:: TASK ITEM ::
Return only the number of lines in the data below where the word "ressortissants" appears.

Data records
□ □ □ □ □ □ □

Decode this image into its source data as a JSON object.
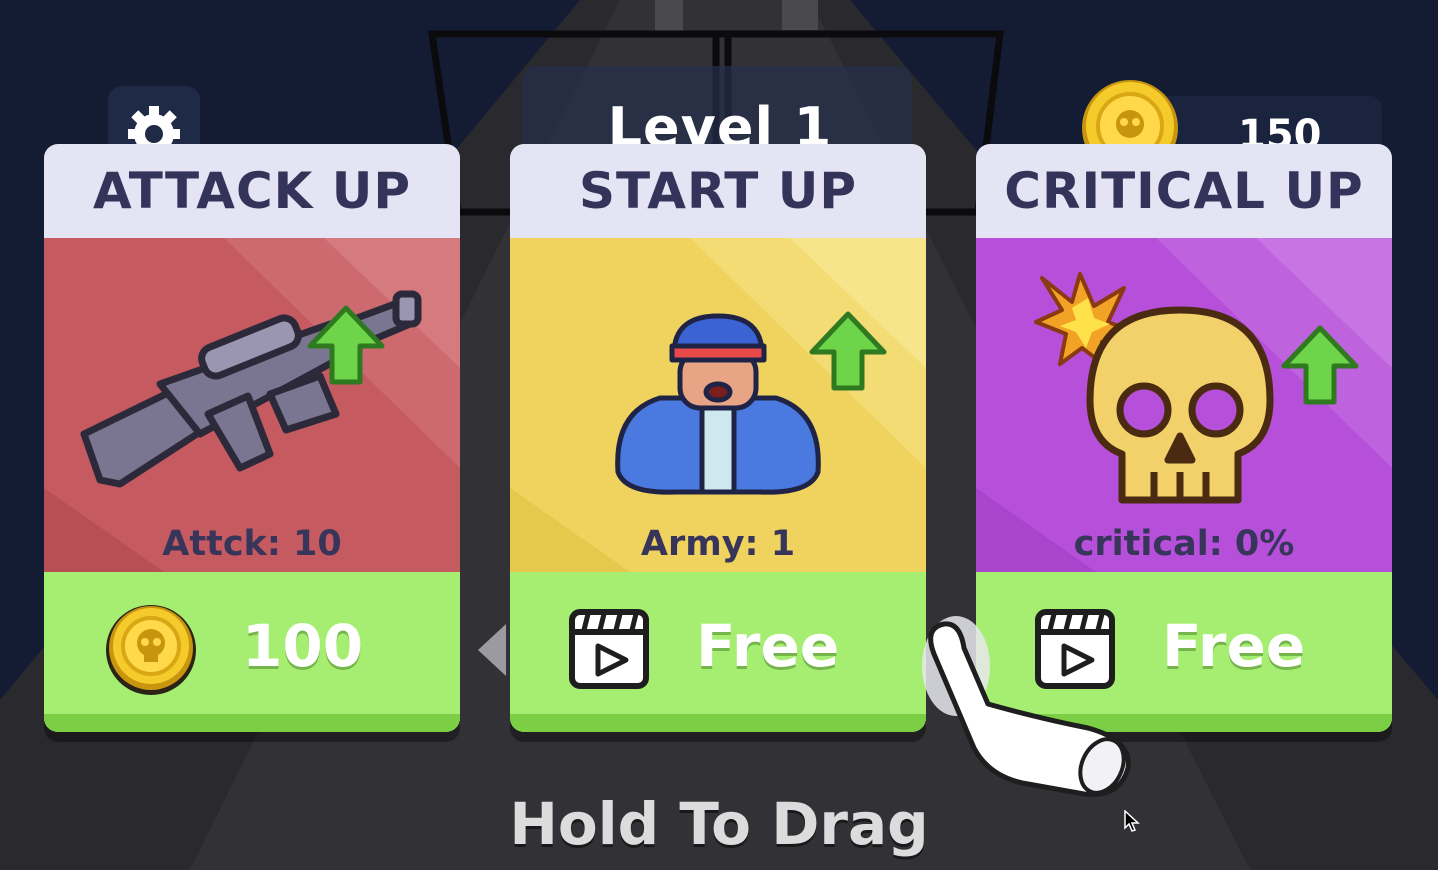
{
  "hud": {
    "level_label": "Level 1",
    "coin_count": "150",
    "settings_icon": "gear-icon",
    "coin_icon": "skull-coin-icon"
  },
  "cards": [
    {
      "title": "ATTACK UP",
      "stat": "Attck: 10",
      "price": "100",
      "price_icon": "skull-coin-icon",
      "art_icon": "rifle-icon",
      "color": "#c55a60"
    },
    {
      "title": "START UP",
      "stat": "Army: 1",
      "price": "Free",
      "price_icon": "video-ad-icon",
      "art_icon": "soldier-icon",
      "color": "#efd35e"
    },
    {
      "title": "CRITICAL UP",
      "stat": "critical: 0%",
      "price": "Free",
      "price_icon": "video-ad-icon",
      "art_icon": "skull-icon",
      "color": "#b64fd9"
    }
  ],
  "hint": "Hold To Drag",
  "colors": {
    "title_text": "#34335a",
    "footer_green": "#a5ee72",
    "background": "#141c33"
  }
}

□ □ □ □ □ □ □

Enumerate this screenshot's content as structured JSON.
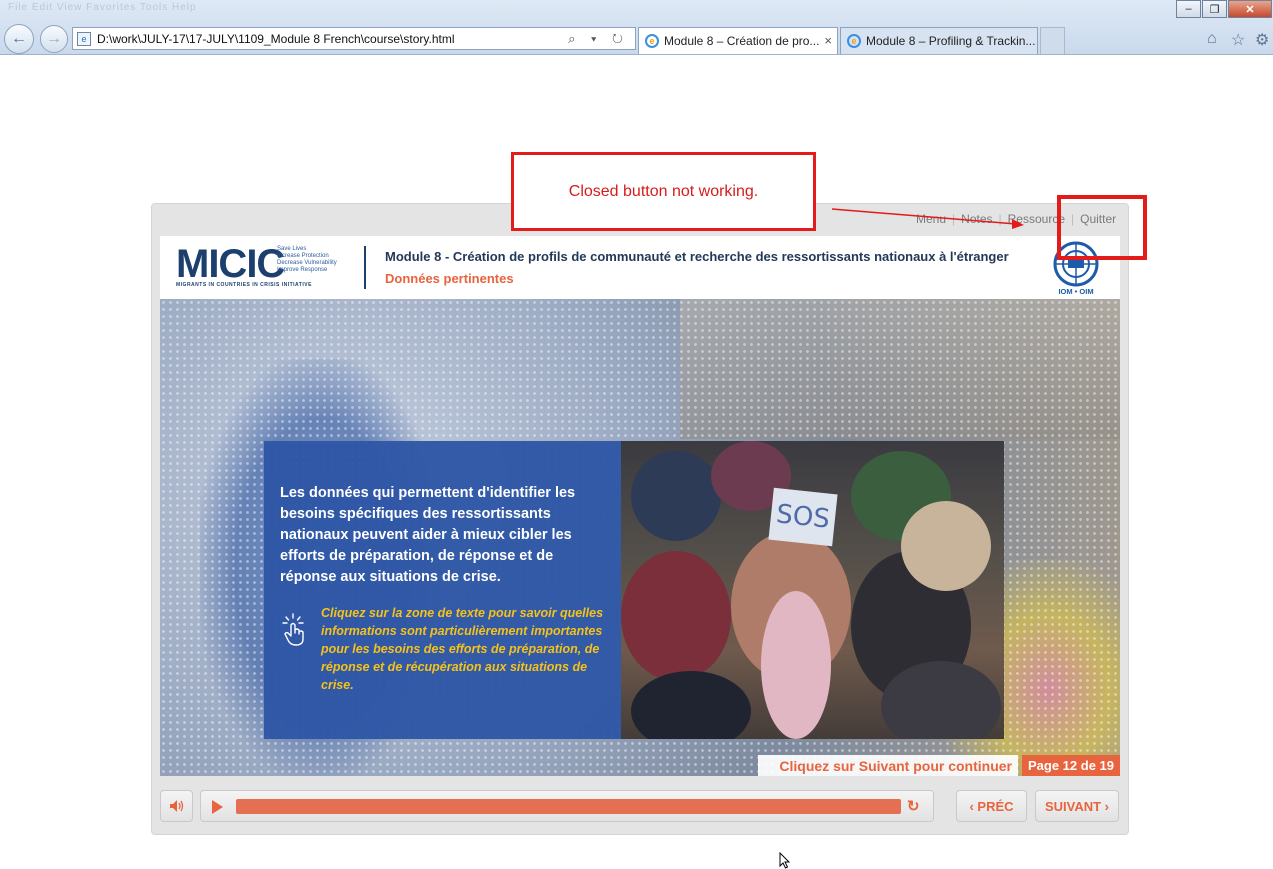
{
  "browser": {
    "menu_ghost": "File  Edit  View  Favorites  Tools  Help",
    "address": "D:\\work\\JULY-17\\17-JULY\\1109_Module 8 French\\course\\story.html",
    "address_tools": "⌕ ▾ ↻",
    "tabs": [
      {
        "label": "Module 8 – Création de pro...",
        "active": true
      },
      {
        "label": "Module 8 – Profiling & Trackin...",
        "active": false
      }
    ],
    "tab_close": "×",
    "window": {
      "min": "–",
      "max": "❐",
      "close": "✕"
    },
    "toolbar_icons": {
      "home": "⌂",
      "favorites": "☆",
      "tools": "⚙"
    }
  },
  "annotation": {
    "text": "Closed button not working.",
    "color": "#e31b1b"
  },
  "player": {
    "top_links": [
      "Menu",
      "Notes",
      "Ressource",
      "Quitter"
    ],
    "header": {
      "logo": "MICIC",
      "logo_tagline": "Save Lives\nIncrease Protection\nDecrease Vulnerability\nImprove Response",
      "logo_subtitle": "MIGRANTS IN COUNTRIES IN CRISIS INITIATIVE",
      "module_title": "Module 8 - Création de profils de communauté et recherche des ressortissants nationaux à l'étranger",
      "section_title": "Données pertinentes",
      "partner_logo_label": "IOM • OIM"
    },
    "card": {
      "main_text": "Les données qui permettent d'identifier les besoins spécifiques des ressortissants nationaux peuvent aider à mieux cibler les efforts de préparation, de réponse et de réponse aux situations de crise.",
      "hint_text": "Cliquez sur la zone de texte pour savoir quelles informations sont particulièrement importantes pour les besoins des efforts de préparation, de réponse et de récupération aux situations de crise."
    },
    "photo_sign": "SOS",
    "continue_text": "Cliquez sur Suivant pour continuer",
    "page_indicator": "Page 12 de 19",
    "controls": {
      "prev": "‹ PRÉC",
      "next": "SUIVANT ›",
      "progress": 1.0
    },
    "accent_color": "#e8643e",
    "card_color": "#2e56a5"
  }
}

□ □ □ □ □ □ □

:: OUTPUT OF THE EXERCISE ::
2